I could really feel the difference and it is one of the most noticeable improvements of the new system. The guns now feel snappy and sharp with low latency. Most important, they feel really fun to use. I felt in control of my aim the whole time and I didn’t get as frustrated with aiming as I did in the old system. The gun-play seemed much more skill-based and I was talking long range shots that didn’t seem possible with the original OSVR setup.
Inside Out Arena Scale Limitations
While I found the overall experience improved with the HP-based system compared with the first generation of Zero Latency, I also noted limitations. There were a few instances, for example, where a player’s gun would appear lodged in the ground, far away from where they were standing with the prop. The fix was to just look directly at the gun prop and move it around a bit.
My head movement also seemed susceptible to occasional frame drops and momentary freezes. Fast actions also resulted in my movements sometimes feeling like they were smoothed over, or “averaged out”, when translated back onto the screen – the finer detail and incremental movements of my head sometimes felt like they were lost in translation during a big sweeping motion. When I approached a physical wall, the positional tracking went haywire. Despite all this, I did find the overall experience to be quite a bit better than the first generation — a change likely attributable to the abandonment of OSVR hardware.
I would expect some casual VR players to come away impressed by the upgrade. The gun props feels much more responsive and the experience is notably more fun because of that.

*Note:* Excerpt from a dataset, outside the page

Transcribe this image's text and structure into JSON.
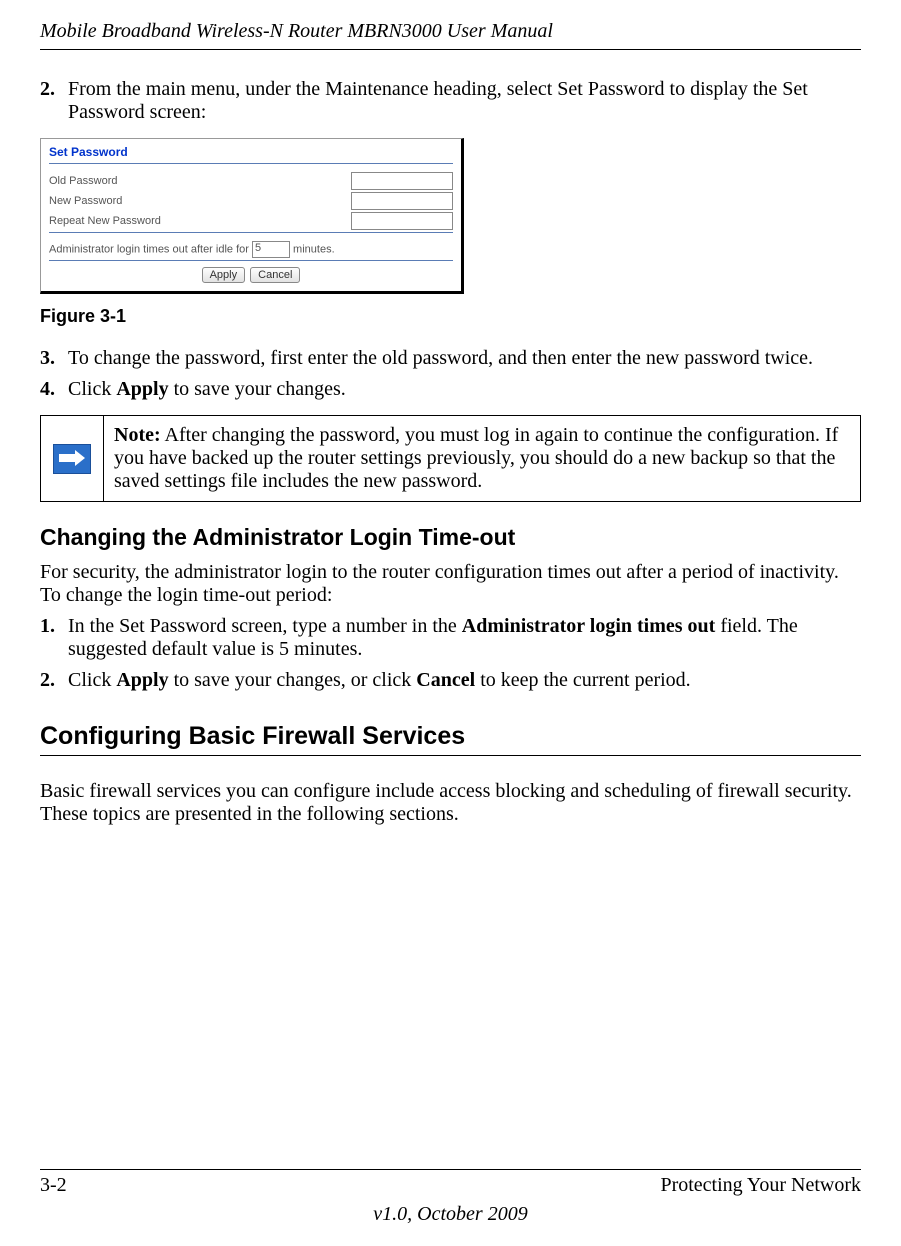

But there are still more improvements needed to iron out occasional tracking glitches in an inside-out-based system at this scale.